Task item: What you return must match the listing exactly, with every image removed.

Excerpted data:
-----
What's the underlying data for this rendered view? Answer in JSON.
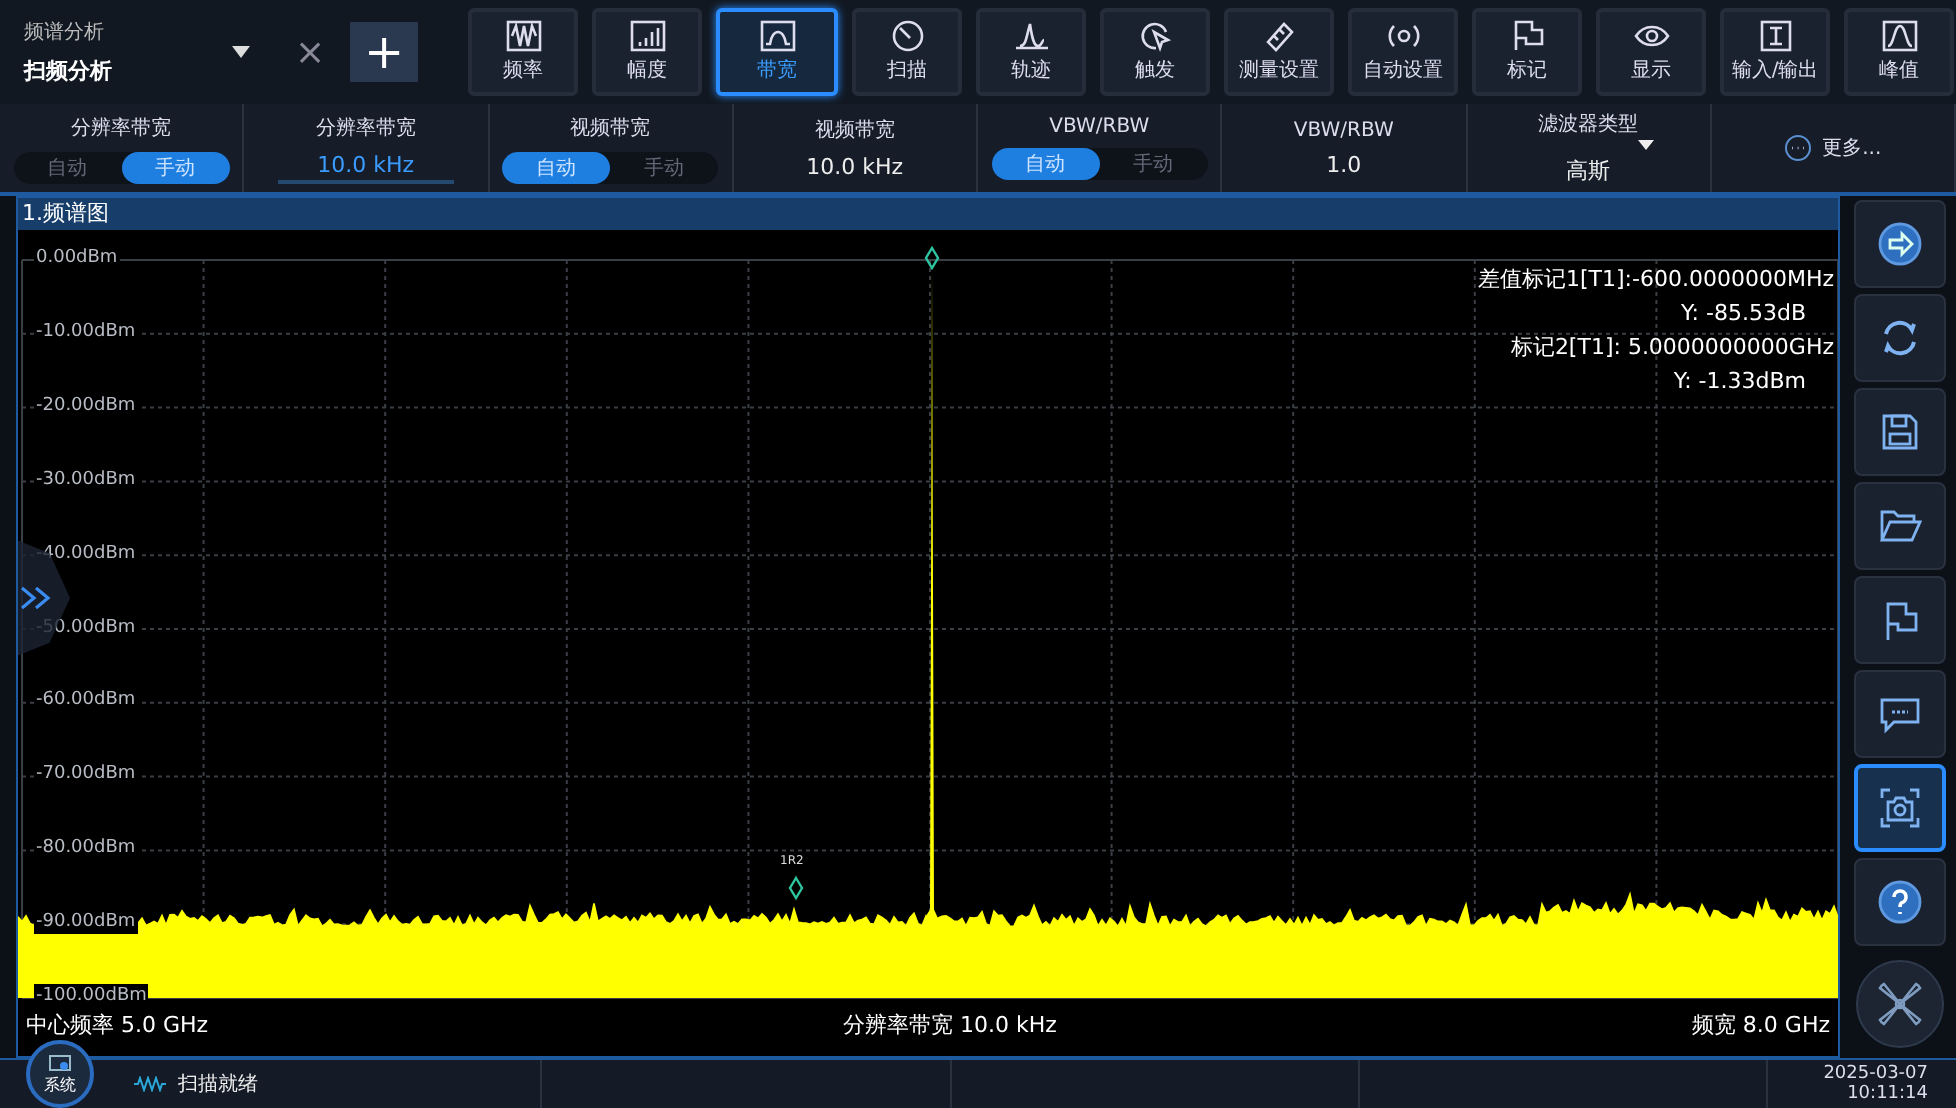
{
  "app": {
    "mode_label": "频谱分析",
    "mode": "扫频分析",
    "close": "×",
    "add": "+"
  },
  "toolbar": [
    {
      "label": "频率",
      "selected": false
    },
    {
      "label": "幅度",
      "selected": false
    },
    {
      "label": "带宽",
      "selected": true
    },
    {
      "label": "扫描",
      "selected": false
    },
    {
      "label": "轨迹",
      "selected": false
    },
    {
      "label": "触发",
      "selected": false
    },
    {
      "label": "测量设置",
      "selected": false
    },
    {
      "label": "自动设置",
      "selected": false
    },
    {
      "label": "标记",
      "selected": false
    },
    {
      "label": "显示",
      "selected": false
    },
    {
      "label": "输入/输出",
      "selected": false
    },
    {
      "label": "峰值",
      "selected": false
    }
  ],
  "params": [
    {
      "kind": "toggle",
      "label": "分辨率带宽",
      "options": [
        {
          "label": "自动",
          "selected": false
        },
        {
          "label": "手动",
          "selected": true
        }
      ]
    },
    {
      "kind": "value",
      "label": "分辨率带宽",
      "value": "10.0 kHz",
      "active": true
    },
    {
      "kind": "toggle",
      "label": "视频带宽",
      "options": [
        {
          "label": "自动",
          "selected": true
        },
        {
          "label": "手动",
          "selected": false
        }
      ]
    },
    {
      "kind": "value",
      "label": "视频带宽",
      "value": "10.0 kHz",
      "active": false
    },
    {
      "kind": "toggle",
      "label": "VBW/RBW",
      "options": [
        {
          "label": "自动",
          "selected": true
        },
        {
          "label": "手动",
          "selected": false
        }
      ]
    },
    {
      "kind": "value",
      "label": "VBW/RBW",
      "value": "1.0",
      "active": false
    },
    {
      "kind": "dropdown",
      "label": "滤波器类型",
      "value": "高斯"
    },
    {
      "kind": "more",
      "label": "更多..."
    }
  ],
  "panel": {
    "title": "1.频谱图",
    "y_labels": [
      "0.00dBm",
      "-10.00dBm",
      "-20.00dBm",
      "-30.00dBm",
      "-40.00dBm",
      "-50.00dBm",
      "-60.00dBm",
      "-70.00dBm",
      "-80.00dBm",
      "-90.00dBm",
      "-100.00dBm"
    ],
    "readouts": [
      "差值标记1[T1]:-600.0000000MHz",
      "Y: -85.53dB",
      "标记2[T1]: 5.0000000000GHz",
      "Y: -1.33dBm"
    ],
    "marker_label": "1R2",
    "footer": [
      "中心频率 5.0 GHz",
      "分辨率带宽 10.0 kHz",
      "频宽 8.0 GHz"
    ]
  },
  "side_buttons": [
    {
      "selected": false
    },
    {
      "selected": false
    },
    {
      "selected": false
    },
    {
      "selected": false
    },
    {
      "selected": false
    },
    {
      "selected": false
    },
    {
      "selected": true
    },
    {
      "selected": false
    }
  ],
  "status": {
    "system": "系统",
    "state": "扫描就绪",
    "date": "2025-03-07",
    "time": "10:11:14"
  }
}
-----
Result:
What's the underlying data for this rendered view? Answer in JSON.
{
  "app": {
    "mode_label": "频谱分析",
    "mode": "扫频分析",
    "close": "×",
    "add": "+"
  },
  "toolbar": [
    {
      "label": "频率",
      "selected": false
    },
    {
      "label": "幅度",
      "selected": false
    },
    {
      "label": "带宽",
      "selected": true
    },
    {
      "label": "扫描",
      "selected": false
    },
    {
      "label": "轨迹",
      "selected": false
    },
    {
      "label": "触发",
      "selected": false
    },
    {
      "label": "测量设置",
      "selected": false
    },
    {
      "label": "自动设置",
      "selected": false
    },
    {
      "label": "标记",
      "selected": false
    },
    {
      "label": "显示",
      "selected": false
    },
    {
      "label": "输入/输出",
      "selected": false
    },
    {
      "label": "峰值",
      "selected": false
    }
  ],
  "params": [
    {
      "kind": "toggle",
      "label": "分辨率带宽",
      "options": [
        {
          "label": "自动",
          "selected": false
        },
        {
          "label": "手动",
          "selected": true
        }
      ]
    },
    {
      "kind": "value",
      "label": "分辨率带宽",
      "value": "10.0 kHz",
      "active": true
    },
    {
      "kind": "toggle",
      "label": "视频带宽",
      "options": [
        {
          "label": "自动",
          "selected": true
        },
        {
          "label": "手动",
          "selected": false
        }
      ]
    },
    {
      "kind": "value",
      "label": "视频带宽",
      "value": "10.0 kHz",
      "active": false
    },
    {
      "kind": "toggle",
      "label": "VBW/RBW",
      "options": [
        {
          "label": "自动",
          "selected": true
        },
        {
          "label": "手动",
          "selected": false
        }
      ]
    },
    {
      "kind": "value",
      "label": "VBW/RBW",
      "value": "1.0",
      "active": false
    },
    {
      "kind": "dropdown",
      "label": "滤波器类型",
      "value": "高斯"
    },
    {
      "kind": "more",
      "label": "更多..."
    }
  ],
  "panel": {
    "title": "1.频谱图",
    "y_labels": [
      "0.00dBm",
      "-10.00dBm",
      "-20.00dBm",
      "-30.00dBm",
      "-40.00dBm",
      "-50.00dBm",
      "-60.00dBm",
      "-70.00dBm",
      "-80.00dBm",
      "-90.00dBm",
      "-100.00dBm"
    ],
    "readouts": [
      "差值标记1[T1]:-600.0000000MHz",
      "Y: -85.53dB",
      "标记2[T1]: 5.0000000000GHz",
      "Y: -1.33dBm"
    ],
    "marker_label": "1R2",
    "footer": [
      "中心频率 5.0 GHz",
      "分辨率带宽 10.0 kHz",
      "频宽 8.0 GHz"
    ]
  },
  "side_buttons": [
    {
      "selected": false
    },
    {
      "selected": false
    },
    {
      "selected": false
    },
    {
      "selected": false
    },
    {
      "selected": false
    },
    {
      "selected": false
    },
    {
      "selected": true
    },
    {
      "selected": false
    }
  ],
  "status": {
    "system": "系统",
    "state": "扫描就绪",
    "date": "2025-03-07",
    "time": "10:11:14"
  }
}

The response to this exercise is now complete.